Material supplied section start
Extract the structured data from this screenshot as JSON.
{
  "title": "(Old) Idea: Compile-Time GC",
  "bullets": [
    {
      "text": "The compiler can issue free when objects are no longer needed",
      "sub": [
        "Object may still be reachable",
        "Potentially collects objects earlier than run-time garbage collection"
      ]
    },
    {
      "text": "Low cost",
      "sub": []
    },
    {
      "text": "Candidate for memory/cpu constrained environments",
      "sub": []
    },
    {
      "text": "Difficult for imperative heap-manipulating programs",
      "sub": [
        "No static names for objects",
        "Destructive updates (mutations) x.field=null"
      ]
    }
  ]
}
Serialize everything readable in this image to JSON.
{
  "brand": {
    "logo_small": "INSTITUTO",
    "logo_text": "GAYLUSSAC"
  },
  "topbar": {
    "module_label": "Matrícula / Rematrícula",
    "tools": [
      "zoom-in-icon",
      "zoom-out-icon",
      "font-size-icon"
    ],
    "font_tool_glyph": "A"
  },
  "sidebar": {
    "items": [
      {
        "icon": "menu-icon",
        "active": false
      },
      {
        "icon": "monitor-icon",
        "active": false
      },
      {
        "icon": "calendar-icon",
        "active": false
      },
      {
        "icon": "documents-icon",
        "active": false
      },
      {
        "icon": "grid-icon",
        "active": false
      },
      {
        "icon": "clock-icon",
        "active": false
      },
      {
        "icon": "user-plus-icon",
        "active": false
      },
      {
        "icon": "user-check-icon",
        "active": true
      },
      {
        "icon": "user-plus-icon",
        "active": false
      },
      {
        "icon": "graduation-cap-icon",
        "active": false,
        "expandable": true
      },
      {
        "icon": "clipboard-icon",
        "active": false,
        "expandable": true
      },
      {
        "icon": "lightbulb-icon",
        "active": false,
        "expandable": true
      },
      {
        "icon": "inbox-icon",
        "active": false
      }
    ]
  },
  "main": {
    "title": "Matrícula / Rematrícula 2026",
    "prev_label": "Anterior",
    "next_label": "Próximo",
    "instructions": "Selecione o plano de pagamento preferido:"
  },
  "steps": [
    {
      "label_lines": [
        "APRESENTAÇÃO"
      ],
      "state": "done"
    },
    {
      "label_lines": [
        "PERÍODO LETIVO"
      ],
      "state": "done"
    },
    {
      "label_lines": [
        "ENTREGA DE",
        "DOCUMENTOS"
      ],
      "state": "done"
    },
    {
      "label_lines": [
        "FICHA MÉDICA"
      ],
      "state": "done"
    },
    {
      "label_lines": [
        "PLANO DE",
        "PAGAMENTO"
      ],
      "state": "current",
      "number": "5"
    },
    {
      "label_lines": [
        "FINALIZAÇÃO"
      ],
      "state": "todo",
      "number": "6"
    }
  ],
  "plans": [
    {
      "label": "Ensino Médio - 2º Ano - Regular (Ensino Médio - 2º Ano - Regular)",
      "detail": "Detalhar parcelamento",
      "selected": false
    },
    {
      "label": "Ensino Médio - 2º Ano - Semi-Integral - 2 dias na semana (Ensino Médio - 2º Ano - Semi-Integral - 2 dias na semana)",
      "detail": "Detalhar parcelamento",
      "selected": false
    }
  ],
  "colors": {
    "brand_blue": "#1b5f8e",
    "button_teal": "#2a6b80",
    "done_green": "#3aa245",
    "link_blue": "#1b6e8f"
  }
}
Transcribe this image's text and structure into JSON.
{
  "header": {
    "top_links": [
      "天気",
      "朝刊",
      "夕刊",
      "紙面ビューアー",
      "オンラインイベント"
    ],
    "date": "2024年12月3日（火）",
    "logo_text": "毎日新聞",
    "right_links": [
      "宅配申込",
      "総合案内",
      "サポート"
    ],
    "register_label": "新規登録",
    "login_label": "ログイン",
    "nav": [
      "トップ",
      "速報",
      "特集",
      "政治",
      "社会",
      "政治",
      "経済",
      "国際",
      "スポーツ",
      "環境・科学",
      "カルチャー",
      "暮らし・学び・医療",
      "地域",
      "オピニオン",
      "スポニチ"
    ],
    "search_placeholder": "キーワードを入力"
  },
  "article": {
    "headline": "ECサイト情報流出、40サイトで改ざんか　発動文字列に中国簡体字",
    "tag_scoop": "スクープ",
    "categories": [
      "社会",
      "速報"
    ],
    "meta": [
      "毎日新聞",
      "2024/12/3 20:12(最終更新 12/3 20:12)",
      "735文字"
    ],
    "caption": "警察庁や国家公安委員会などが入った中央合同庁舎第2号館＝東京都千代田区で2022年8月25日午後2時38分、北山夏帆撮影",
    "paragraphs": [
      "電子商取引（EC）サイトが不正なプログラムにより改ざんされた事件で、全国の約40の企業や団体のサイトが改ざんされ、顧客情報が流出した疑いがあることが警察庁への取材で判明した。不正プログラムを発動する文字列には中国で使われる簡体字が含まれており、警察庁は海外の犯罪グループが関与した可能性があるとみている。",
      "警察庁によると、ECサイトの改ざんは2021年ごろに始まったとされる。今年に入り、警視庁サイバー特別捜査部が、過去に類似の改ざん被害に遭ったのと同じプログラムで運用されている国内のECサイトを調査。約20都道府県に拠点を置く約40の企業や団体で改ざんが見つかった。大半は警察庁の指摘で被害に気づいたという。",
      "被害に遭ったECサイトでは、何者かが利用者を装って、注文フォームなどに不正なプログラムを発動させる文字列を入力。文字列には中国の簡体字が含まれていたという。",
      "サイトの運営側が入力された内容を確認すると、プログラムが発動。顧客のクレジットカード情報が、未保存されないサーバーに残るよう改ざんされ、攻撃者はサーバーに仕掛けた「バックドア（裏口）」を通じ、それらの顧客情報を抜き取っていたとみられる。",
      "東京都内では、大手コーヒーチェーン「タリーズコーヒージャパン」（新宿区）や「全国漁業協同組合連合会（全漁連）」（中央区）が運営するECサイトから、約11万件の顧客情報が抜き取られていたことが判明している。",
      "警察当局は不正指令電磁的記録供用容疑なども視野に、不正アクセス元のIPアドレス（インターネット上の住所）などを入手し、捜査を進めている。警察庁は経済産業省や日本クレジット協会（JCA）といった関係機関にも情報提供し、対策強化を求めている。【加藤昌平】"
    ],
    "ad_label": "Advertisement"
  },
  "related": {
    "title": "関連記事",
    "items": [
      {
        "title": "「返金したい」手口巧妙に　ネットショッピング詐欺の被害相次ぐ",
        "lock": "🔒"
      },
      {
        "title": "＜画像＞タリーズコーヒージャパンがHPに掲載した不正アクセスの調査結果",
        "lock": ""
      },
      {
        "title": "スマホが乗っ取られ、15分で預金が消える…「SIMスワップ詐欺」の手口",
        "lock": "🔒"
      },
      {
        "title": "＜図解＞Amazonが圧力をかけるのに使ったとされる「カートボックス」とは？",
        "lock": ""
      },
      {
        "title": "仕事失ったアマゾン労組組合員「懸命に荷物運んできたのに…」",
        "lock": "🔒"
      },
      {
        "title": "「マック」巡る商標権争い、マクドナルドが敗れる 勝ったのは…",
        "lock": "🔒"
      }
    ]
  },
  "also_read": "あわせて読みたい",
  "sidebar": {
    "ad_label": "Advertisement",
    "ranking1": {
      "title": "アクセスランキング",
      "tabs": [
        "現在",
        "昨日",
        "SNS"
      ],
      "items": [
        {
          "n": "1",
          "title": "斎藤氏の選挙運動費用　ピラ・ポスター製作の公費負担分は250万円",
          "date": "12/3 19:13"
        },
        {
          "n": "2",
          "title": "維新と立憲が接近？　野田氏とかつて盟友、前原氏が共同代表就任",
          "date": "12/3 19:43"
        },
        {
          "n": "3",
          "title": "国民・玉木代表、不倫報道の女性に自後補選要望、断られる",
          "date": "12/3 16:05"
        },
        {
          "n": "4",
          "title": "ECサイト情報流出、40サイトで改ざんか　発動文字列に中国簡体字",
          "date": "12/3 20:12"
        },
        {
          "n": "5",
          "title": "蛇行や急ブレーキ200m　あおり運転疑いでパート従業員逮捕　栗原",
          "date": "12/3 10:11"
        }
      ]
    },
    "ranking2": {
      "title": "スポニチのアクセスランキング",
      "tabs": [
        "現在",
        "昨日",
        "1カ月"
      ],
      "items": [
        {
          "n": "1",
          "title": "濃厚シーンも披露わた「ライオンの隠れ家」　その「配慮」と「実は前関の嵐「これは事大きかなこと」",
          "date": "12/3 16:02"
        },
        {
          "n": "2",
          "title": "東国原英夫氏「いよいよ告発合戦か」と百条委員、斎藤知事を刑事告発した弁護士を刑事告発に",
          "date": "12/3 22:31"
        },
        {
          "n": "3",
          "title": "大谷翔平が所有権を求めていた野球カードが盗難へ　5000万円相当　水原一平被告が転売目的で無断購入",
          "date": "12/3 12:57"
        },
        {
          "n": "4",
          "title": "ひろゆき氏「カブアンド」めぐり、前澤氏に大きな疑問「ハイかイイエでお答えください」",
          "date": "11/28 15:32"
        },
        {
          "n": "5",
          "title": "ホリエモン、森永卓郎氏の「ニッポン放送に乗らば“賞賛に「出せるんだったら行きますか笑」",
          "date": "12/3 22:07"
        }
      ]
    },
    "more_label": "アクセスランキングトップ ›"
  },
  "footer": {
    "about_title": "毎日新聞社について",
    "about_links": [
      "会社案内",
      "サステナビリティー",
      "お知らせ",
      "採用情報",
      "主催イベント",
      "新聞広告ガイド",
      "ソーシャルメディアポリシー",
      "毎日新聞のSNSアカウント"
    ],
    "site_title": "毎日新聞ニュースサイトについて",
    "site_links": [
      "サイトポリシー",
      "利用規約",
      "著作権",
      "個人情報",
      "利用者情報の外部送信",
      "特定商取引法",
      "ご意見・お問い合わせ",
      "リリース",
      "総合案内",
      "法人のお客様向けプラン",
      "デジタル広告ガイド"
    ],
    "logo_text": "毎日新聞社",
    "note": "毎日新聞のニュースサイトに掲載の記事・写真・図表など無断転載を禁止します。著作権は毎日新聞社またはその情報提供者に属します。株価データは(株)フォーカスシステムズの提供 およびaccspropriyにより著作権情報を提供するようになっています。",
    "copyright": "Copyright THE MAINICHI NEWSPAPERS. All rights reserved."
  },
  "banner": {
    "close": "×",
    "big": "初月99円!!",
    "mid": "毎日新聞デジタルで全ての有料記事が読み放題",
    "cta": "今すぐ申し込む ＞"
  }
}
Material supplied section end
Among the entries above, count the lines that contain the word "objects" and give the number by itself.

• [Solution to the exercise]: 3